* _Exercise objective_
Could you reproduce every record below exactly, excluding all pictures?

* _Material supplied_
========
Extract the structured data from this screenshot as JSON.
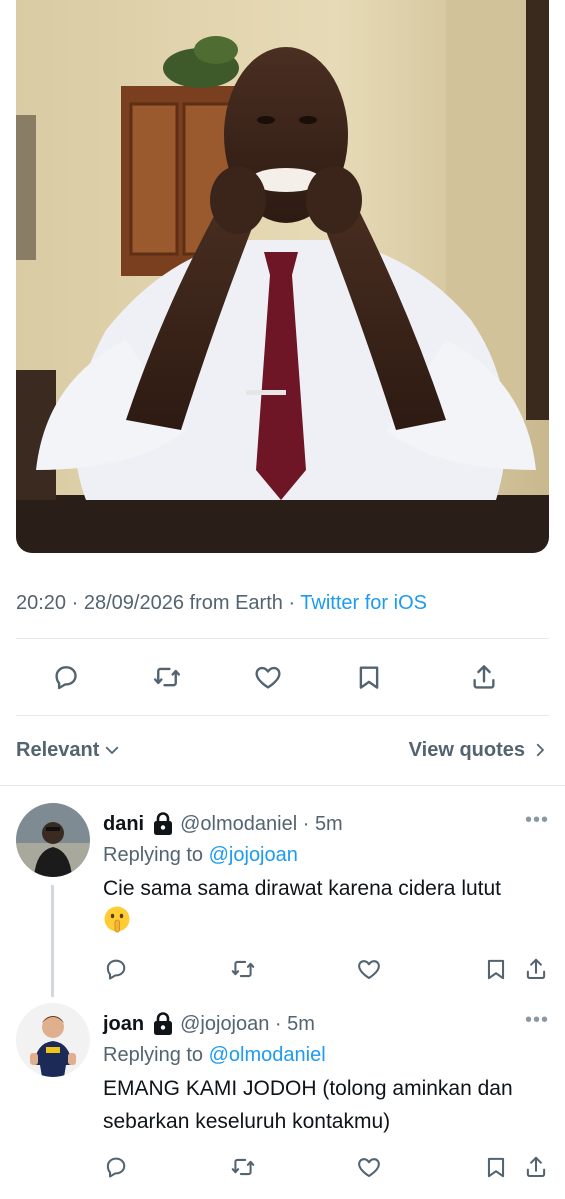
{
  "tweet": {
    "media_description_icon": "photo",
    "time": "20:20",
    "date": "28/09/2026",
    "location_text": "from Earth",
    "source": "Twitter for iOS"
  },
  "actions": {
    "icons": [
      "reply-icon",
      "retweet-icon",
      "like-icon",
      "bookmark-icon",
      "share-icon"
    ]
  },
  "sort": {
    "label": "Relevant",
    "view_quotes": "View quotes"
  },
  "replies": [
    {
      "name": "dani",
      "handle": "@olmodaniel",
      "time": "5m",
      "replying_prefix": "Replying to",
      "replying_to": "@jojojoan",
      "text": "Cie sama sama dirawat karena cidera lutut",
      "emoji": "shushing-face"
    },
    {
      "name": "joan",
      "handle": "@jojojoan",
      "time": "5m",
      "replying_prefix": "Replying to",
      "replying_to": "@olmodaniel",
      "text": "EMANG KAMI JODOH (tolong aminkan dan sebarkan keseluruh kontakmu)"
    }
  ],
  "colors": {
    "link": "#1d9bf0",
    "muted": "#536471",
    "text": "#0f1419",
    "divider": "#e6e9ec"
  }
}
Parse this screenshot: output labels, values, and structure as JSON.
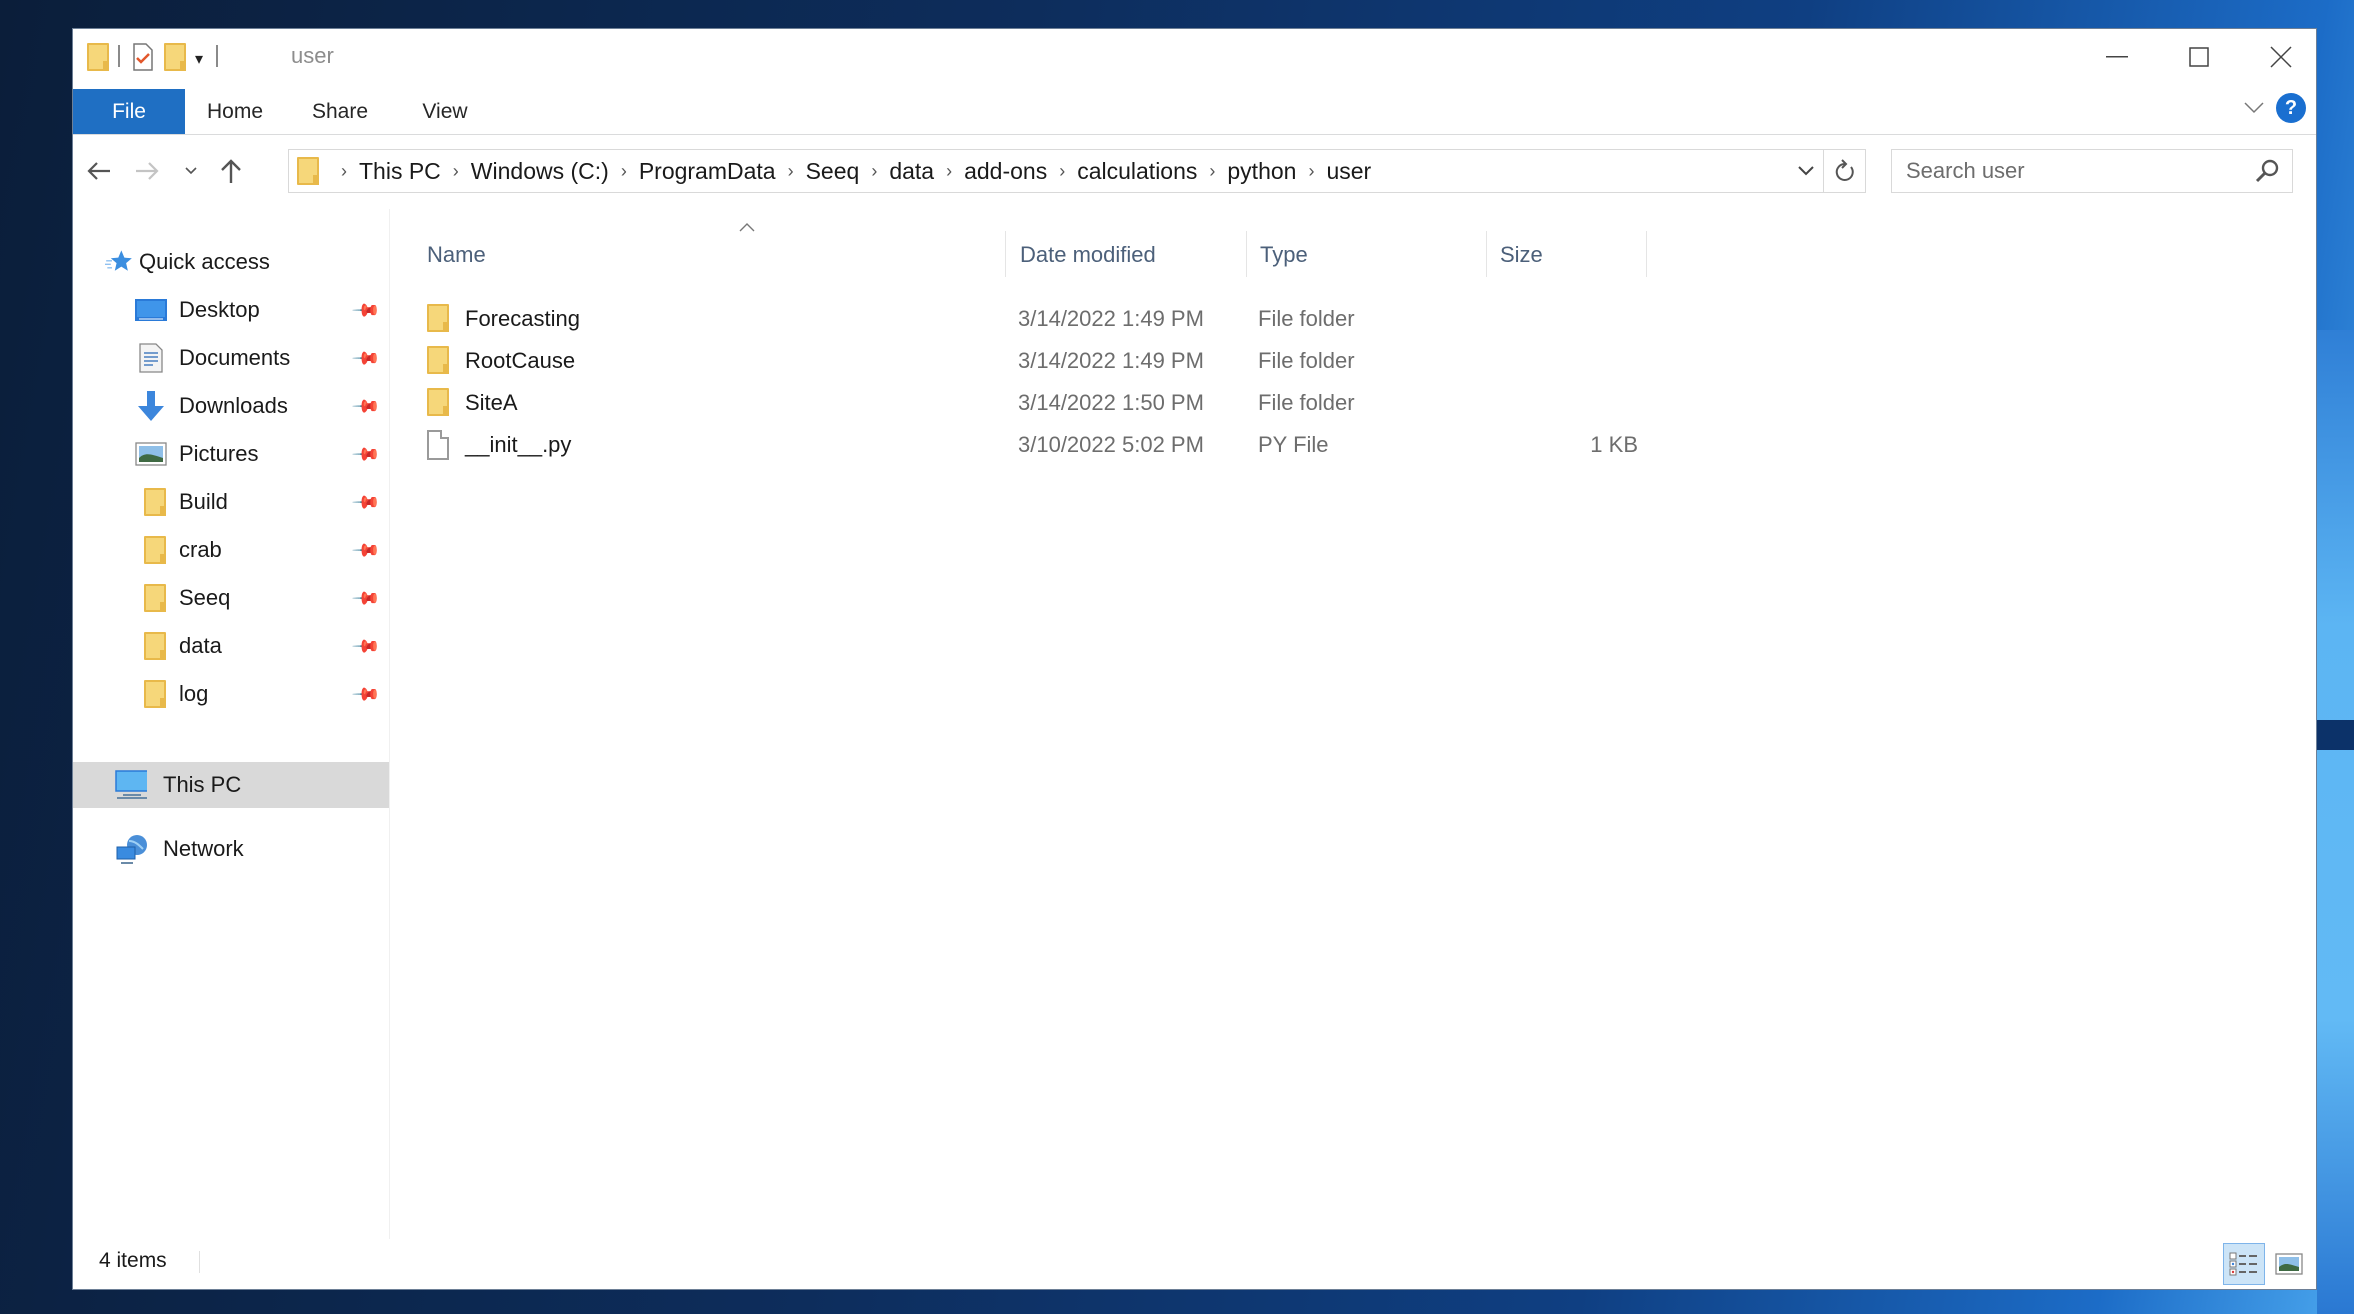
{
  "window": {
    "title": "user",
    "controls": {
      "minimize": "—",
      "maximize": "☐",
      "close": "✕"
    }
  },
  "ribbon": {
    "tabs": [
      {
        "label": "File",
        "active": true
      },
      {
        "label": "Home"
      },
      {
        "label": "Share"
      },
      {
        "label": "View"
      }
    ],
    "help_label": "?"
  },
  "navigation": {
    "back": "←",
    "forward": "→",
    "recent": "⌄",
    "up": "↑",
    "breadcrumb": [
      "This PC",
      "Windows (C:)",
      "ProgramData",
      "Seeq",
      "data",
      "add-ons",
      "calculations",
      "python",
      "user"
    ],
    "separator": "›",
    "refresh": "↻",
    "search": {
      "placeholder": "Search user",
      "value": ""
    }
  },
  "sidebar": {
    "quick_access": {
      "label": "Quick access",
      "icon": "star-icon"
    },
    "pinned": [
      {
        "label": "Desktop",
        "icon": "desktop-icon"
      },
      {
        "label": "Documents",
        "icon": "documents-icon"
      },
      {
        "label": "Downloads",
        "icon": "downloads-icon"
      },
      {
        "label": "Pictures",
        "icon": "pictures-icon"
      },
      {
        "label": "Build",
        "icon": "folder-icon"
      },
      {
        "label": "crab",
        "icon": "folder-icon"
      },
      {
        "label": "Seeq",
        "icon": "folder-icon"
      },
      {
        "label": "data",
        "icon": "folder-icon"
      },
      {
        "label": "log",
        "icon": "folder-icon"
      }
    ],
    "this_pc": {
      "label": "This PC",
      "selected": true
    },
    "network": {
      "label": "Network"
    }
  },
  "file_list": {
    "columns": [
      "Name",
      "Date modified",
      "Type",
      "Size"
    ],
    "sort_column": "Name",
    "rows": [
      {
        "name": "Forecasting",
        "date": "3/14/2022 1:49 PM",
        "type": "File folder",
        "size": "",
        "icon": "folder-icon"
      },
      {
        "name": "RootCause",
        "date": "3/14/2022 1:49 PM",
        "type": "File folder",
        "size": "",
        "icon": "folder-icon"
      },
      {
        "name": "SiteA",
        "date": "3/14/2022 1:50 PM",
        "type": "File folder",
        "size": "",
        "icon": "folder-icon"
      },
      {
        "name": "__init__.py",
        "date": "3/10/2022 5:02 PM",
        "type": "PY File",
        "size": "1 KB",
        "icon": "file-icon"
      }
    ]
  },
  "status_bar": {
    "item_count": "4 items",
    "view_mode": "details"
  },
  "colors": {
    "accent": "#1f6fc3",
    "selection": "#d9d9d9",
    "folder": "#f6d77a",
    "column_header_text": "#4c607a"
  }
}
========
* _Solution for this task_
Extract the structured data from this screenshot as JSON.
{
  "tweet": {
    "media_description_icon": "photo",
    "time": "20:20",
    "date": "28/09/2026",
    "location_text": "from Earth",
    "source": "Twitter for iOS"
  },
  "actions": {
    "icons": [
      "reply-icon",
      "retweet-icon",
      "like-icon",
      "bookmark-icon",
      "share-icon"
    ]
  },
  "sort": {
    "label": "Relevant",
    "view_quotes": "View quotes"
  },
  "replies": [
    {
      "name": "dani",
      "handle": "@olmodaniel",
      "time": "5m",
      "replying_prefix": "Replying to",
      "replying_to": "@jojojoan",
      "text": "Cie sama sama dirawat karena cidera lutut",
      "emoji": "shushing-face"
    },
    {
      "name": "joan",
      "handle": "@jojojoan",
      "time": "5m",
      "replying_prefix": "Replying to",
      "replying_to": "@olmodaniel",
      "text": "EMANG KAMI JODOH (tolong aminkan dan sebarkan keseluruh kontakmu)"
    }
  ],
  "colors": {
    "link": "#1d9bf0",
    "muted": "#536471",
    "text": "#0f1419",
    "divider": "#e6e9ec"
  }
}
Parse this screenshot: output labels, values, and structure as JSON.
{
  "window": {
    "title": "user",
    "controls": {
      "minimize": "—",
      "maximize": "☐",
      "close": "✕"
    }
  },
  "ribbon": {
    "tabs": [
      {
        "label": "File",
        "active": true
      },
      {
        "label": "Home"
      },
      {
        "label": "Share"
      },
      {
        "label": "View"
      }
    ],
    "help_label": "?"
  },
  "navigation": {
    "back": "←",
    "forward": "→",
    "recent": "⌄",
    "up": "↑",
    "breadcrumb": [
      "This PC",
      "Windows (C:)",
      "ProgramData",
      "Seeq",
      "data",
      "add-ons",
      "calculations",
      "python",
      "user"
    ],
    "separator": "›",
    "refresh": "↻",
    "search": {
      "placeholder": "Search user",
      "value": ""
    }
  },
  "sidebar": {
    "quick_access": {
      "label": "Quick access",
      "icon": "star-icon"
    },
    "pinned": [
      {
        "label": "Desktop",
        "icon": "desktop-icon"
      },
      {
        "label": "Documents",
        "icon": "documents-icon"
      },
      {
        "label": "Downloads",
        "icon": "downloads-icon"
      },
      {
        "label": "Pictures",
        "icon": "pictures-icon"
      },
      {
        "label": "Build",
        "icon": "folder-icon"
      },
      {
        "label": "crab",
        "icon": "folder-icon"
      },
      {
        "label": "Seeq",
        "icon": "folder-icon"
      },
      {
        "label": "data",
        "icon": "folder-icon"
      },
      {
        "label": "log",
        "icon": "folder-icon"
      }
    ],
    "this_pc": {
      "label": "This PC",
      "selected": true
    },
    "network": {
      "label": "Network"
    }
  },
  "file_list": {
    "columns": [
      "Name",
      "Date modified",
      "Type",
      "Size"
    ],
    "sort_column": "Name",
    "rows": [
      {
        "name": "Forecasting",
        "date": "3/14/2022 1:49 PM",
        "type": "File folder",
        "size": "",
        "icon": "folder-icon"
      },
      {
        "name": "RootCause",
        "date": "3/14/2022 1:49 PM",
        "type": "File folder",
        "size": "",
        "icon": "folder-icon"
      },
      {
        "name": "SiteA",
        "date": "3/14/2022 1:50 PM",
        "type": "File folder",
        "size": "",
        "icon": "folder-icon"
      },
      {
        "name": "__init__.py",
        "date": "3/10/2022 5:02 PM",
        "type": "PY File",
        "size": "1 KB",
        "icon": "file-icon"
      }
    ]
  },
  "status_bar": {
    "item_count": "4 items",
    "view_mode": "details"
  },
  "colors": {
    "accent": "#1f6fc3",
    "selection": "#d9d9d9",
    "folder": "#f6d77a",
    "column_header_text": "#4c607a"
  }
}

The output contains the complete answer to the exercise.